To put things into perspective for those who point to Donald Trump's “charming” daughter Ivanka Trump, she has a movement titled "Women who Work", which encourages and urges every woman to go out there and become independent earners for themselves. But it only sounds good until you see the picture for the movement which shows Ivanka sitting across a work table with her baby in her lap. Why can't women work without having to "balance" their family life and work life? For a while, there's been this idea that people try to propagate — that the mark of a "good" woman is one who can balance both. And Ivanka's so-called movement for making women independent fits right into that situation brought about by social pressure.
In fact, it also forms the basis for Donald Trump's statements surrounding abortion that he is against the whole idea of it. This also means that the bill passed by Obama to protect women's access to contraception and abortion could take a backseat. Being a woman, I can never get past why I can’t be the boss of my own body? Men certainly are not told what to do. Why should some man decide for me?
As for the secularist in me, coming from a country where Islamophobia is becoming all too real despite having among the largest Muslim populations in the world, Trump’s plan to ban immigrants because of their faith hits too close to home.
Taking his love for real estate a little too far, Trump had also proposed building a wall along the border of Mexico.
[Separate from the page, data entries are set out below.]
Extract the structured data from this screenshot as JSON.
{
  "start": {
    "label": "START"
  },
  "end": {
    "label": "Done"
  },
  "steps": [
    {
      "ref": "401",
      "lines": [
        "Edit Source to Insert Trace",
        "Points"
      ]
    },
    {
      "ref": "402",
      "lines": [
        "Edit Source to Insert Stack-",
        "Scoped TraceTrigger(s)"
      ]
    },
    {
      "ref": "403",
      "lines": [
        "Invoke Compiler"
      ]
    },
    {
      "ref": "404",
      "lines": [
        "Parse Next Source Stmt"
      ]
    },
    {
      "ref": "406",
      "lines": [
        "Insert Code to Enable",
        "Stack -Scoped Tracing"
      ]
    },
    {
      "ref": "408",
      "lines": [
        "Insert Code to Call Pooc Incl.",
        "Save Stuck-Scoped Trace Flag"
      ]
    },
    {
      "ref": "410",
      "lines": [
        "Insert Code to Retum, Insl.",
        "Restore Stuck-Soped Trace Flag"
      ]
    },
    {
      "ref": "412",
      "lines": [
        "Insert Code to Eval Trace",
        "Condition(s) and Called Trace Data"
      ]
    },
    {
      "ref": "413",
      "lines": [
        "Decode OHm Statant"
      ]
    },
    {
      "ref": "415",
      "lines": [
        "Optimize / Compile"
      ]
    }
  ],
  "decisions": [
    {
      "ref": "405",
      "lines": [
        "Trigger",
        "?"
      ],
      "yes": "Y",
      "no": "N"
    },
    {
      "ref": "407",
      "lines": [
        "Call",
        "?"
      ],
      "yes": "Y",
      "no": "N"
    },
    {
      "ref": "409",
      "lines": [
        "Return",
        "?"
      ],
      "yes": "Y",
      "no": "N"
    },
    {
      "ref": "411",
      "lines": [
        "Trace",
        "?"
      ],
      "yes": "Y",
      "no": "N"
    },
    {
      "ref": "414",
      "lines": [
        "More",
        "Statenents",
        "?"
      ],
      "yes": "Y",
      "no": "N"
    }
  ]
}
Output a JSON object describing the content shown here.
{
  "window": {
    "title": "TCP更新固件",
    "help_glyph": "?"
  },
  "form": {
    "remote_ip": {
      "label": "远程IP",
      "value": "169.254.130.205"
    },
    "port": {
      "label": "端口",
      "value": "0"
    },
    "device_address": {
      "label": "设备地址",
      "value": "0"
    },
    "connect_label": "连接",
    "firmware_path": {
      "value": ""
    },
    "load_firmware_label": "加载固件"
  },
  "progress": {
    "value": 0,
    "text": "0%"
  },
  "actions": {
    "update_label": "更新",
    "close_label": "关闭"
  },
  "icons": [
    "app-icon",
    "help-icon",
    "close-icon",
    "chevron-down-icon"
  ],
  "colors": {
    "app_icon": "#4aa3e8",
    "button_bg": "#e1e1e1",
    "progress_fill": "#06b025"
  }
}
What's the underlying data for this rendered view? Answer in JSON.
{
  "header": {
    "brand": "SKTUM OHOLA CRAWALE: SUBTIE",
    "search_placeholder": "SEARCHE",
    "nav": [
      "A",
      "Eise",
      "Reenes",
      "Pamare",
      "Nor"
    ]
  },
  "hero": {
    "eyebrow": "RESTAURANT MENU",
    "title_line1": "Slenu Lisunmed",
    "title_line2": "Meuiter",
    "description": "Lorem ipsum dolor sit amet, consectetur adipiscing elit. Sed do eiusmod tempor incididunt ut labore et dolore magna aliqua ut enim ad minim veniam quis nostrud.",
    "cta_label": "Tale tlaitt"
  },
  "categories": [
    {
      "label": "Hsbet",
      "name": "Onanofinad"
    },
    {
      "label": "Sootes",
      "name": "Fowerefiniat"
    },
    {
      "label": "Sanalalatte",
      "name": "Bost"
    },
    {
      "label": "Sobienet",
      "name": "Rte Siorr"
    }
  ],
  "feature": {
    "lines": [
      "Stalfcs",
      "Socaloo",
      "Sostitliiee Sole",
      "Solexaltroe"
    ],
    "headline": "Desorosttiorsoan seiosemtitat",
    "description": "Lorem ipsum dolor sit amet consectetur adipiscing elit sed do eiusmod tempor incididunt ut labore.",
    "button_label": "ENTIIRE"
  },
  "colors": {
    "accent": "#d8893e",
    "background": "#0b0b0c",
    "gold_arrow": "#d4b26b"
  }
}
Calling people certain offensive names is still the norm in some places, but now, we have a leader who wants to lead by a bad example and does so openly. Making fun of a person's family or heritage or cultural practices seems to be the socially-accepted practice in the coming era of Donald Trump's presidency.
The first thing that Trump needs to learn is to treat humans like humans. To treat women like fellow human beings and not as objects to possess. To treat minorities as humans, and not 'threats'. To treat people of different races as humans and not as stereotypes. To treat people with disabilities as humans and not as an inconvenience.
Bernie Sanders, in tears after the results were announced, has vowed to fight against whatever racist, sexist or inhumane measures Trump may adopt. While that does give someone like me hope, right now it seems like you're only safe in the US if you're white and have no pussy to 'grab'.
For the sake of humanity, I'm hoping against all hope that Donald Trump is miraculously a good president. Maybe somehow this responsibility will bring out the best in him. Fingers crossed.